Camden’s surprise decision this week to block any new schools under the controversial Urban Hope Act has left local officials — and maybe even the Christie administration itself — with a difficult decision about what happens next in a drama that has become as much about politics as education.
The city school board late Tuesday night failed to approve any of four proposals that would add up to six new schools to the beleaguered district.
The proposals were the first test of the Urban Hope Act, enacted last year, which permits private organizations to build and manage public schools – called “renaissance schools” — in Camden and two other districts, Newark and Trenton.
With Camden the only district to participate so far, three of the proposals were rejected outright by unanimous votes of the nine-member board. But much of the attention centered on the fourth proposal, which fell a single vote short of a majority.
That plan for up to five new schools comes from a partnership led by the Cooper Foundation and its powerful backer, George Norcross III, chairman of Cooper Health System and a noted Democratic political leader in South Jersey.
The schools would be run by the KIPP charter school network, among the nation’s largest charter operators and already a long-time presence in Newark, with five charter schools there.
The Cooper/KIPP plan was the clear frontrunner of the four and got favorable reviews in an evaluation by a subcommittee of the Camden board. The proposal earned more than 70 percent of the maximum score, according to the scoring summary released by the district, while none of the other three topped 50 percent..
But that was not enough for the board to advance the proposal, ending with a 4-4 vote, with one abstention. The board’s support is required before the proposal can be passed on to state Education Commissioner Chris Cerf for final approval.
Opponents expressed concern about the impact of the plan on the district, with five new schools funded by the district but operating independently, much like charter schools.
The KIPP/Cooper plan calls for starting with one elementary school. It would eventually include five schools, including a high school, with a total of 3,000 students.
The first school would be in Lanning Square, next to Cooper University Medical Center, on the site of former district elementary school. That school was demolished and set for replacement by the state’s Schools Development Authority, but the project never proceeded..
A day after the Camden board’s vote, community activists and local and state officials were either unsure or not talking about what might happen next. Some in Camden wondered if the board might reconsider a revised proposal.
“I was shocked,” said Moneke Ragsdale, a leading activist who had raised many of the concerns. “They spent the whole summer on this, making the RFP (request for proposal), reviewing them, and then this happens. Maybe they felt like they were being pressured.”
Ragsdale said it may be an opportunity to jumpstart the district’s own hopes for Lanning Square School, but she also said she wouldn’t be surprised if there was some movement on the board to reconsider the Cooper/KIPP proposal.
“Mr. Norcross doesn’t like the word ‘no,’ ” she said of the political leader.
Norcross wasn’t commenting yesterday, after the president of the Cooper Foundation, Susan Bass Levin, said the day before that they were disappointed but would keep working to get the proposal passed.
Much may depend on the Christie administration. The state has played a significant role in Camden schools for more than a decade, with the pressure only stepping up under this administration.
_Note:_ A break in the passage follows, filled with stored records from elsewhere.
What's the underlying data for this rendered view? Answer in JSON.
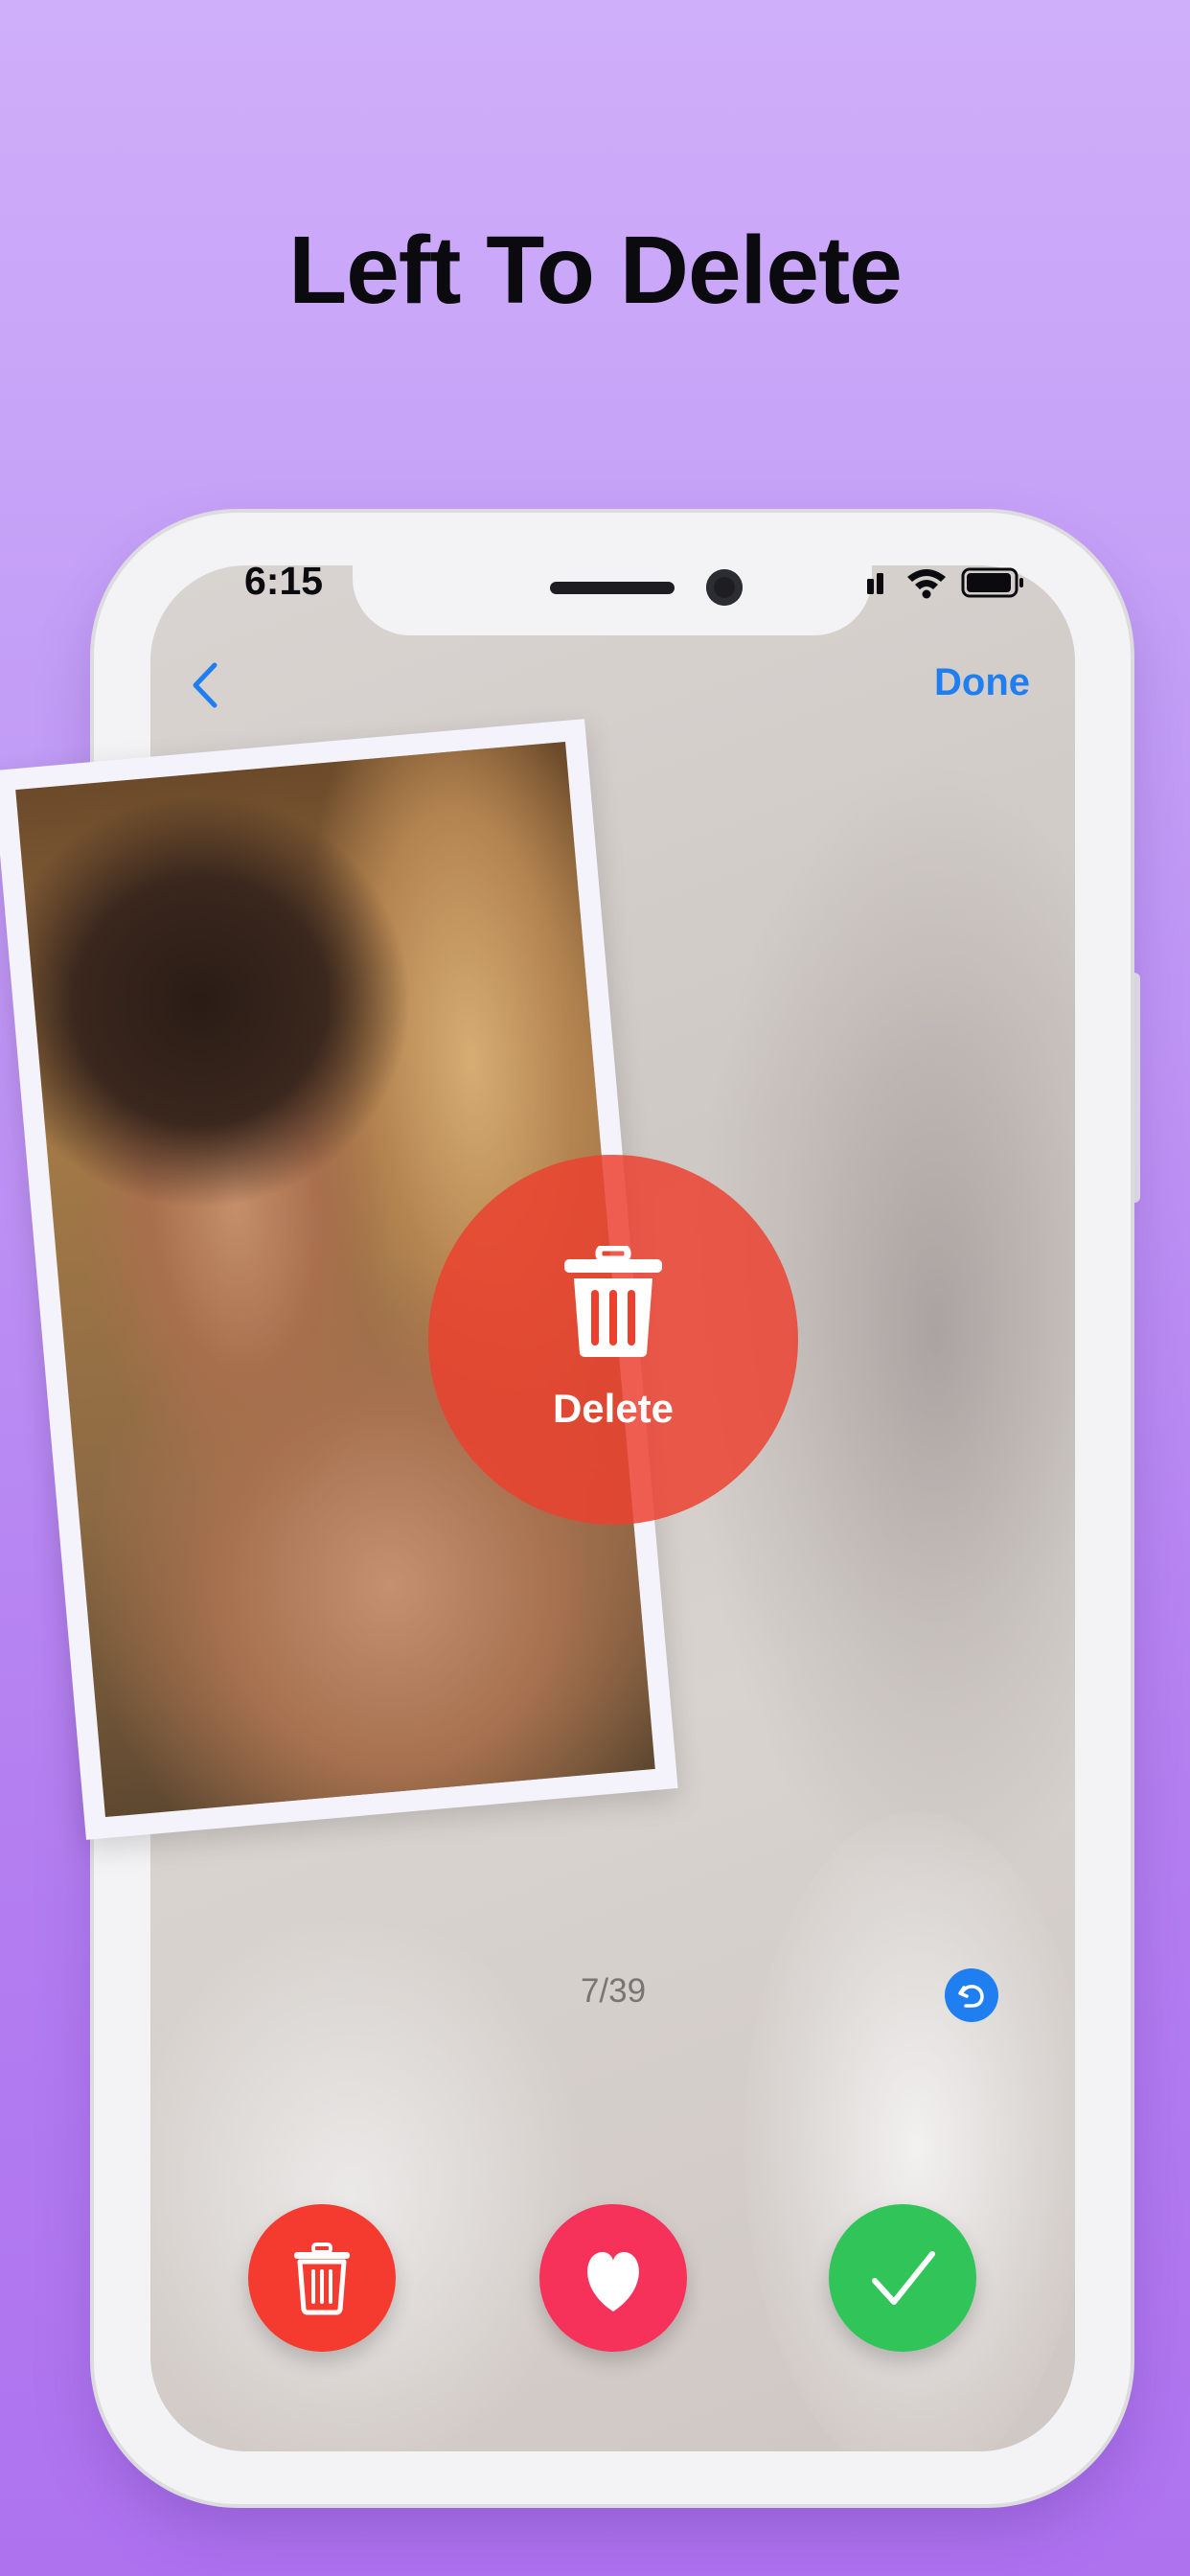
{
  "headline": "Left To Delete",
  "status_bar": {
    "time": "6:15",
    "icons": [
      "cellular-signal-icon",
      "wifi-icon",
      "battery-icon"
    ]
  },
  "nav": {
    "back_icon": "chevron-left-icon",
    "done_label": "Done"
  },
  "swipe_overlay": {
    "label": "Delete",
    "icon": "trash-icon",
    "color": "#ec402e"
  },
  "photo_counter": "7/39",
  "undo_icon": "undo-icon",
  "actions": [
    {
      "name": "delete",
      "icon": "trash-icon",
      "color": "#f53b2f"
    },
    {
      "name": "favorite",
      "icon": "heart-icon",
      "color": "#f7325a"
    },
    {
      "name": "keep",
      "icon": "checkmark-icon",
      "color": "#31c459"
    }
  ],
  "colors": {
    "accent_blue": "#1f7ff0",
    "background_top": "#cfaefa",
    "background_bottom": "#ae72ef"
  }
}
Under Cerf, the state Department of Education has this fall set up a new satellite Regional Achievement Center in the district to work with as many as two dozen public schools that are among the lowest performing in the state. The state already has a fiscal monitor overseeing the district’s budget and personnel decisions.
In a sternly worded letter to the district this summer, Cerf said a number of recommendations would need to be followed by the district if it was to avoid even stronger intervention, including the possibility of state takeover.
The recommendations included advancement of one of the Urban Hope Act plans, as well as close cooperation with the new regional centers and a national search for a new superintendent, a process that has barely begun.
Cerf would not comment yesterday on the local board’s actions. His spokesman, Barbara Morgan, stuck with a statement issued after the vote.
“This legislation was passed with the intent of providing additional high-quality educational options for these communities, and it is our hope and expectation that the Camden school board will continue to examine the proposals that come before its members through this process and not miss this critical opportunity for students,” he said.